# Problem statement:
Write out all of the records exactly once more and skip the images.

[Data records for software interfaces]
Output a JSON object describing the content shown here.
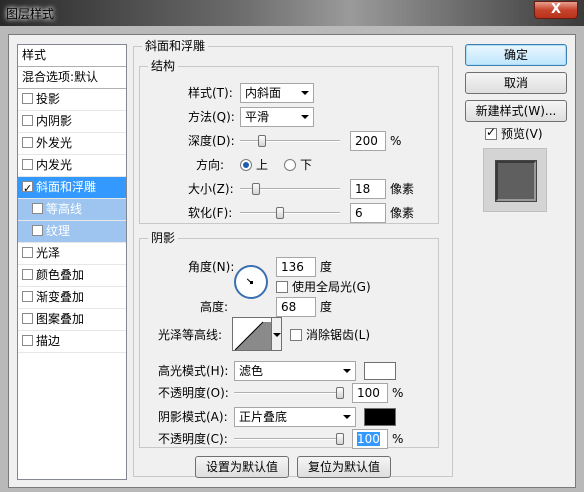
{
  "window": {
    "title": "图层样式",
    "close_label": "X"
  },
  "style_list": {
    "header": "样式",
    "blend": "混合选项:默认",
    "items": [
      {
        "label": "投影",
        "checked": false
      },
      {
        "label": "内阴影",
        "checked": false
      },
      {
        "label": "外发光",
        "checked": false
      },
      {
        "label": "内发光",
        "checked": false
      },
      {
        "label": "斜面和浮雕",
        "checked": true
      },
      {
        "label": "等高线",
        "checked": false
      },
      {
        "label": "纹理",
        "checked": false
      },
      {
        "label": "光泽",
        "checked": false
      },
      {
        "label": "颜色叠加",
        "checked": false
      },
      {
        "label": "渐变叠加",
        "checked": false
      },
      {
        "label": "图案叠加",
        "checked": false
      },
      {
        "label": "描边",
        "checked": false
      }
    ]
  },
  "bevel": {
    "title": "斜面和浮雕",
    "structure": {
      "title": "结构",
      "style_label": "样式(T):",
      "style_value": "内斜面",
      "method_label": "方法(Q):",
      "method_value": "平滑",
      "depth_label": "深度(D):",
      "depth_value": "200",
      "depth_unit": "%",
      "direction_label": "方向:",
      "dir_up": "上",
      "dir_down": "下",
      "size_label": "大小(Z):",
      "size_value": "18",
      "size_unit": "像素",
      "soften_label": "软化(F):",
      "soften_value": "6",
      "soften_unit": "像素"
    },
    "shading": {
      "title": "阴影",
      "angle_label": "角度(N):",
      "angle_value": "136",
      "angle_unit": "度",
      "global_light_label": "使用全局光(G)",
      "altitude_label": "高度:",
      "altitude_value": "68",
      "altitude_unit": "度",
      "gloss_label": "光泽等高线:",
      "antialias_label": "消除锯齿(L)",
      "highlight_label": "高光模式(H):",
      "highlight_value": "滤色",
      "highlight_color": "#ffffff",
      "opacity1_label": "不透明度(O):",
      "opacity1_value": "100",
      "opacity1_unit": "%",
      "shadow_label": "阴影模式(A):",
      "shadow_value": "正片叠底",
      "shadow_color": "#000000",
      "opacity2_label": "不透明度(C):",
      "opacity2_value": "100",
      "opacity2_unit": "%"
    },
    "make_default": "设置为默认值",
    "reset_default": "复位为默认值"
  },
  "buttons": {
    "ok": "确定",
    "cancel": "取消",
    "new_style": "新建样式(W)...",
    "preview": "预览(V)"
  },
  "colors": {
    "selection": "#3399ff",
    "sub_selection": "#9ec4f0",
    "default_button": "#bee6fd"
  }
}
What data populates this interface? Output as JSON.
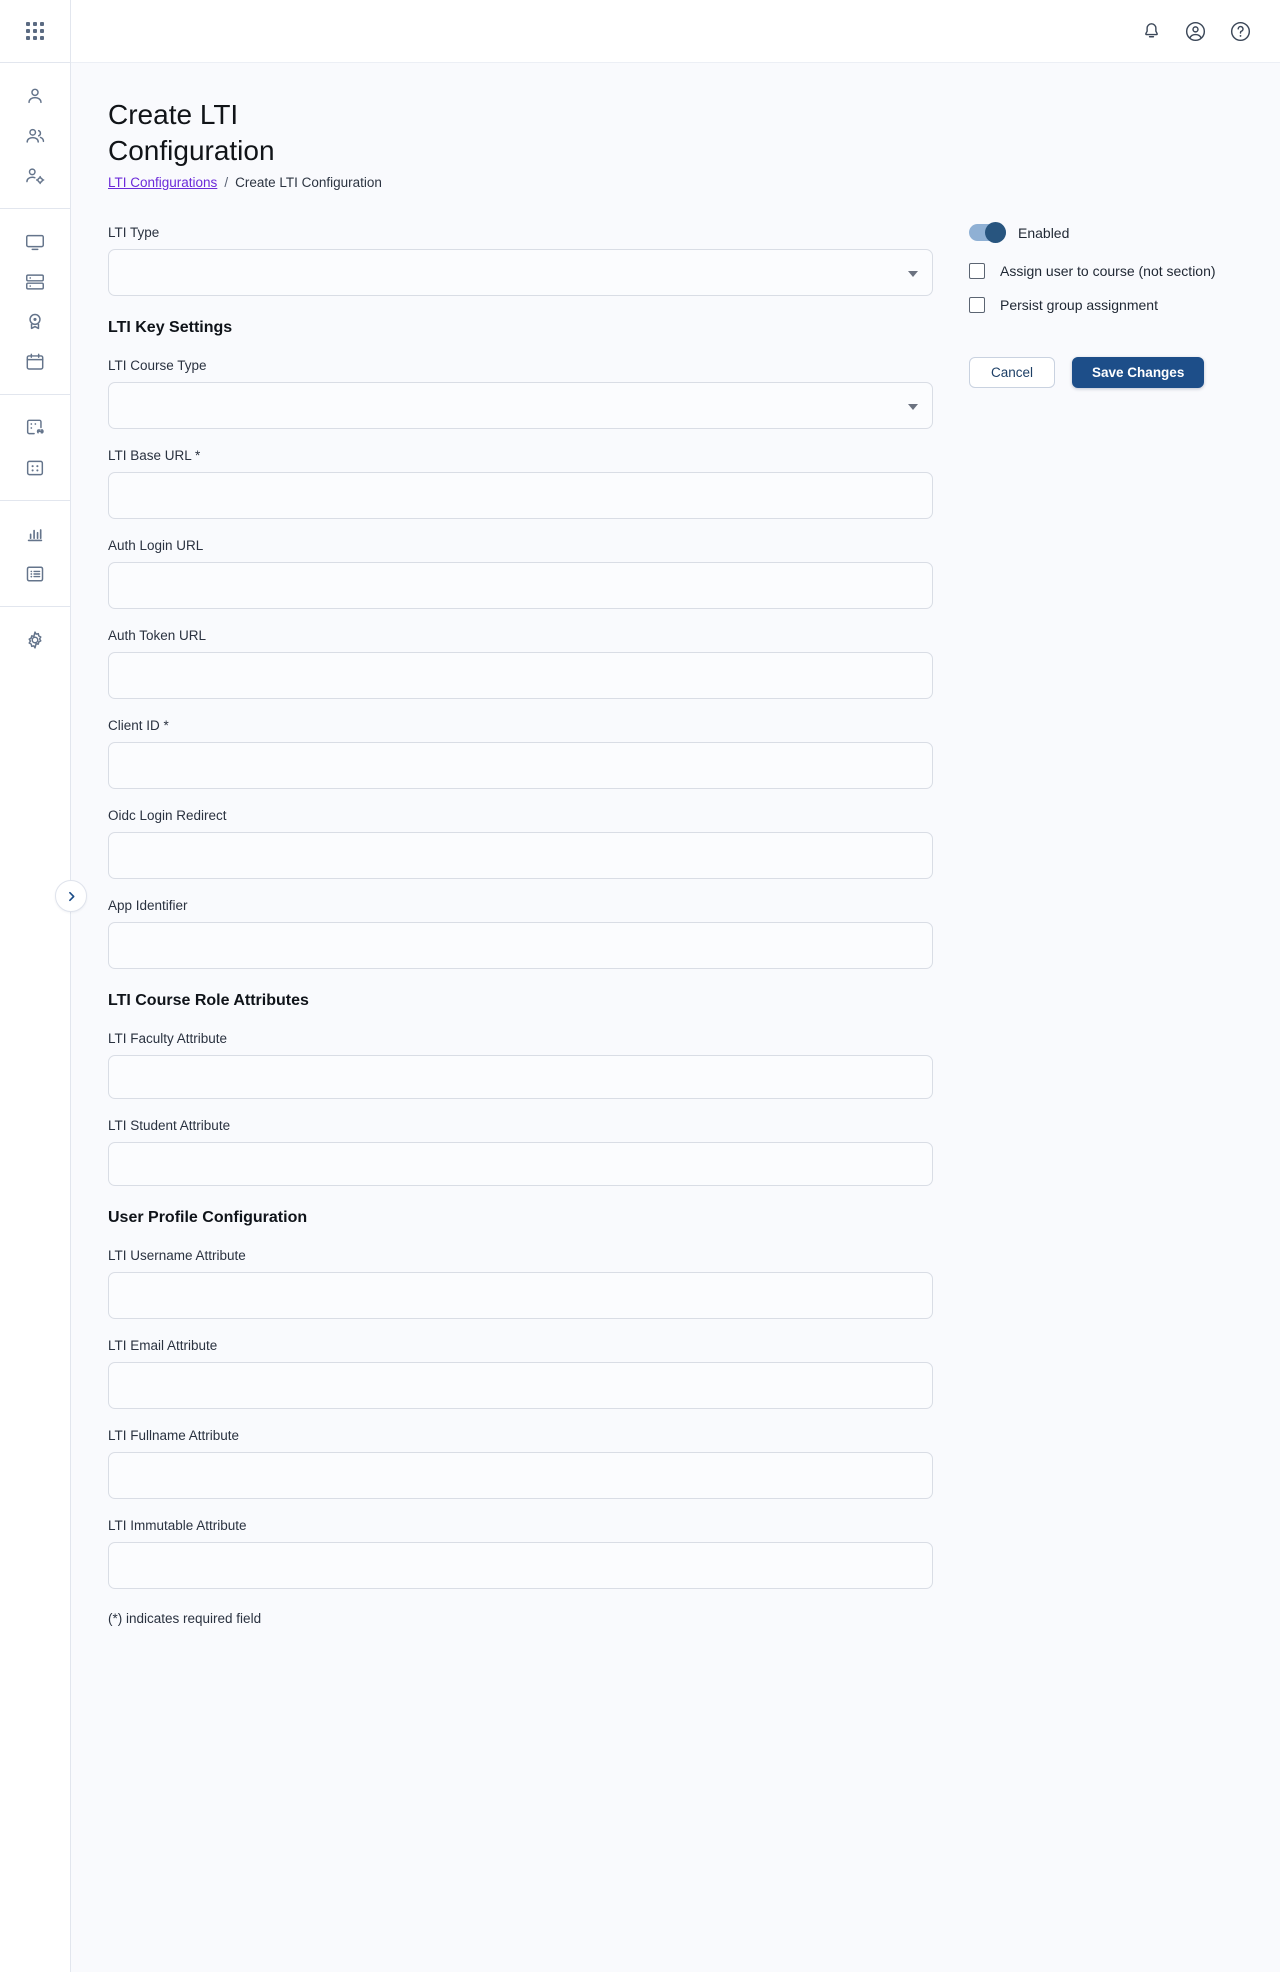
{
  "sidebar": {
    "logo_icon": "app-grid-icon",
    "groups": [
      {
        "items": [
          {
            "icon": "user-icon",
            "name": "sidebar-item-user"
          },
          {
            "icon": "users-group-icon",
            "name": "sidebar-item-groups"
          },
          {
            "icon": "user-settings-icon",
            "name": "sidebar-item-user-settings"
          }
        ]
      },
      {
        "items": [
          {
            "icon": "monitor-icon",
            "name": "sidebar-item-monitor"
          },
          {
            "icon": "server-icon",
            "name": "sidebar-item-server"
          },
          {
            "icon": "badge-award-icon",
            "name": "sidebar-item-badge"
          },
          {
            "icon": "calendar-icon",
            "name": "sidebar-item-calendar"
          }
        ]
      },
      {
        "items": [
          {
            "icon": "lti-link-icon",
            "name": "sidebar-item-lti"
          },
          {
            "icon": "grid-module-icon",
            "name": "sidebar-item-modules"
          }
        ]
      },
      {
        "items": [
          {
            "icon": "bar-chart-icon",
            "name": "sidebar-item-reports"
          },
          {
            "icon": "list-icon",
            "name": "sidebar-item-logs"
          }
        ]
      },
      {
        "items": [
          {
            "icon": "gear-icon",
            "name": "sidebar-item-settings"
          }
        ]
      }
    ],
    "collapse_icon": "chevron-right-icon"
  },
  "topbar": {
    "icons": [
      {
        "name": "notifications-bell-icon"
      },
      {
        "name": "account-circle-icon"
      },
      {
        "name": "help-circle-icon"
      }
    ]
  },
  "header": {
    "title": "Create LTI Configuration",
    "breadcrumb": {
      "link": "LTI Configurations",
      "separator": "/",
      "current": "Create LTI Configuration"
    }
  },
  "form": {
    "lti_type": {
      "label": "LTI Type",
      "value": "",
      "type": "select"
    },
    "sections": [
      {
        "heading": "LTI Key Settings",
        "fields": [
          {
            "label": "LTI Course Type",
            "value": "",
            "type": "select"
          },
          {
            "label": "LTI Base URL *",
            "value": "",
            "type": "text"
          },
          {
            "label": "Auth Login URL",
            "value": "",
            "type": "text"
          },
          {
            "label": "Auth Token URL",
            "value": "",
            "type": "text"
          },
          {
            "label": "Client ID *",
            "value": "",
            "type": "text"
          },
          {
            "label": "Oidc Login Redirect",
            "value": "",
            "type": "text"
          },
          {
            "label": "App Identifier",
            "value": "",
            "type": "text"
          }
        ]
      },
      {
        "heading": "LTI Course Role Attributes",
        "fields": [
          {
            "label": "LTI Faculty Attribute",
            "value": "",
            "type": "text"
          },
          {
            "label": "LTI Student Attribute",
            "value": "",
            "type": "text"
          }
        ]
      },
      {
        "heading": "User Profile Configuration",
        "fields": [
          {
            "label": "LTI Username Attribute",
            "value": "",
            "type": "text"
          },
          {
            "label": "LTI Email Attribute",
            "value": "",
            "type": "text"
          },
          {
            "label": "LTI Fullname Attribute",
            "value": "",
            "type": "text"
          },
          {
            "label": "LTI Immutable Attribute",
            "value": "",
            "type": "text"
          }
        ]
      }
    ],
    "required_note": "(*) indicates required field"
  },
  "side_panel": {
    "enabled_toggle": {
      "label": "Enabled",
      "on": true
    },
    "checkboxes": [
      {
        "label": "Assign user to course (not section)",
        "checked": false
      },
      {
        "label": "Persist group assignment",
        "checked": false
      }
    ],
    "cancel_label": "Cancel",
    "save_label": "Save Changes"
  },
  "colors": {
    "accent_blue": "#1d4e89",
    "toggle_track": "#8fb0d4",
    "link_purple": "#6c2bd9",
    "content_bg": "#f9fafd",
    "border": "#d9dde5"
  }
}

# Expected output:
Output a JSON object describing the content shown here.
{
  "window": {
    "title": "图层样式",
    "close_label": "X"
  },
  "style_list": {
    "header": "样式",
    "blend": "混合选项:默认",
    "items": [
      {
        "label": "投影",
        "checked": false
      },
      {
        "label": "内阴影",
        "checked": false
      },
      {
        "label": "外发光",
        "checked": false
      },
      {
        "label": "内发光",
        "checked": false
      },
      {
        "label": "斜面和浮雕",
        "checked": true
      },
      {
        "label": "等高线",
        "checked": false
      },
      {
        "label": "纹理",
        "checked": false
      },
      {
        "label": "光泽",
        "checked": false
      },
      {
        "label": "颜色叠加",
        "checked": false
      },
      {
        "label": "渐变叠加",
        "checked": false
      },
      {
        "label": "图案叠加",
        "checked": false
      },
      {
        "label": "描边",
        "checked": false
      }
    ]
  },
  "bevel": {
    "title": "斜面和浮雕",
    "structure": {
      "title": "结构",
      "style_label": "样式(T):",
      "style_value": "内斜面",
      "method_label": "方法(Q):",
      "method_value": "平滑",
      "depth_label": "深度(D):",
      "depth_value": "200",
      "depth_unit": "%",
      "direction_label": "方向:",
      "dir_up": "上",
      "dir_down": "下",
      "size_label": "大小(Z):",
      "size_value": "18",
      "size_unit": "像素",
      "soften_label": "软化(F):",
      "soften_value": "6",
      "soften_unit": "像素"
    },
    "shading": {
      "title": "阴影",
      "angle_label": "角度(N):",
      "angle_value": "136",
      "angle_unit": "度",
      "global_light_label": "使用全局光(G)",
      "altitude_label": "高度:",
      "altitude_value": "68",
      "altitude_unit": "度",
      "gloss_label": "光泽等高线:",
      "antialias_label": "消除锯齿(L)",
      "highlight_label": "高光模式(H):",
      "highlight_value": "滤色",
      "highlight_color": "#ffffff",
      "opacity1_label": "不透明度(O):",
      "opacity1_value": "100",
      "opacity1_unit": "%",
      "shadow_label": "阴影模式(A):",
      "shadow_value": "正片叠底",
      "shadow_color": "#000000",
      "opacity2_label": "不透明度(C):",
      "opacity2_value": "100",
      "opacity2_unit": "%"
    },
    "make_default": "设置为默认值",
    "reset_default": "复位为默认值"
  },
  "buttons": {
    "ok": "确定",
    "cancel": "取消",
    "new_style": "新建样式(W)...",
    "preview": "预览(V)"
  },
  "colors": {
    "selection": "#3399ff",
    "sub_selection": "#9ec4f0",
    "default_button": "#bee6fd"
  }
}
What data populates this interface? Output as JSON.
{
  "sidebar": {
    "logo_icon": "app-grid-icon",
    "groups": [
      {
        "items": [
          {
            "icon": "user-icon",
            "name": "sidebar-item-user"
          },
          {
            "icon": "users-group-icon",
            "name": "sidebar-item-groups"
          },
          {
            "icon": "user-settings-icon",
            "name": "sidebar-item-user-settings"
          }
        ]
      },
      {
        "items": [
          {
            "icon": "monitor-icon",
            "name": "sidebar-item-monitor"
          },
          {
            "icon": "server-icon",
            "name": "sidebar-item-server"
          },
          {
            "icon": "badge-award-icon",
            "name": "sidebar-item-badge"
          },
          {
            "icon": "calendar-icon",
            "name": "sidebar-item-calendar"
          }
        ]
      },
      {
        "items": [
          {
            "icon": "lti-link-icon",
            "name": "sidebar-item-lti"
          },
          {
            "icon": "grid-module-icon",
            "name": "sidebar-item-modules"
          }
        ]
      },
      {
        "items": [
          {
            "icon": "bar-chart-icon",
            "name": "sidebar-item-reports"
          },
          {
            "icon": "list-icon",
            "name": "sidebar-item-logs"
          }
        ]
      },
      {
        "items": [
          {
            "icon": "gear-icon",
            "name": "sidebar-item-settings"
          }
        ]
      }
    ],
    "collapse_icon": "chevron-right-icon"
  },
  "topbar": {
    "icons": [
      {
        "name": "notifications-bell-icon"
      },
      {
        "name": "account-circle-icon"
      },
      {
        "name": "help-circle-icon"
      }
    ]
  },
  "header": {
    "title": "Create LTI Configuration",
    "breadcrumb": {
      "link": "LTI Configurations",
      "separator": "/",
      "current": "Create LTI Configuration"
    }
  },
  "form": {
    "lti_type": {
      "label": "LTI Type",
      "value": "",
      "type": "select"
    },
    "sections": [
      {
        "heading": "LTI Key Settings",
        "fields": [
          {
            "label": "LTI Course Type",
            "value": "",
            "type": "select"
          },
          {
            "label": "LTI Base URL *",
            "value": "",
            "type": "text"
          },
          {
            "label": "Auth Login URL",
            "value": "",
            "type": "text"
          },
          {
            "label": "Auth Token URL",
            "value": "",
            "type": "text"
          },
          {
            "label": "Client ID *",
            "value": "",
            "type": "text"
          },
          {
            "label": "Oidc Login Redirect",
            "value": "",
            "type": "text"
          },
          {
            "label": "App Identifier",
            "value": "",
            "type": "text"
          }
        ]
      },
      {
        "heading": "LTI Course Role Attributes",
        "fields": [
          {
            "label": "LTI Faculty Attribute",
            "value": "",
            "type": "text"
          },
          {
            "label": "LTI Student Attribute",
            "value": "",
            "type": "text"
          }
        ]
      },
      {
        "heading": "User Profile Configuration",
        "fields": [
          {
            "label": "LTI Username Attribute",
            "value": "",
            "type": "text"
          },
          {
            "label": "LTI Email Attribute",
            "value": "",
            "type": "text"
          },
          {
            "label": "LTI Fullname Attribute",
            "value": "",
            "type": "text"
          },
          {
            "label": "LTI Immutable Attribute",
            "value": "",
            "type": "text"
          }
        ]
      }
    ],
    "required_note": "(*) indicates required field"
  },
  "side_panel": {
    "enabled_toggle": {
      "label": "Enabled",
      "on": true
    },
    "checkboxes": [
      {
        "label": "Assign user to course (not section)",
        "checked": false
      },
      {
        "label": "Persist group assignment",
        "checked": false
      }
    ],
    "cancel_label": "Cancel",
    "save_label": "Save Changes"
  },
  "colors": {
    "accent_blue": "#1d4e89",
    "toggle_track": "#8fb0d4",
    "link_purple": "#6c2bd9",
    "content_bg": "#f9fafd",
    "border": "#d9dde5"
  }
}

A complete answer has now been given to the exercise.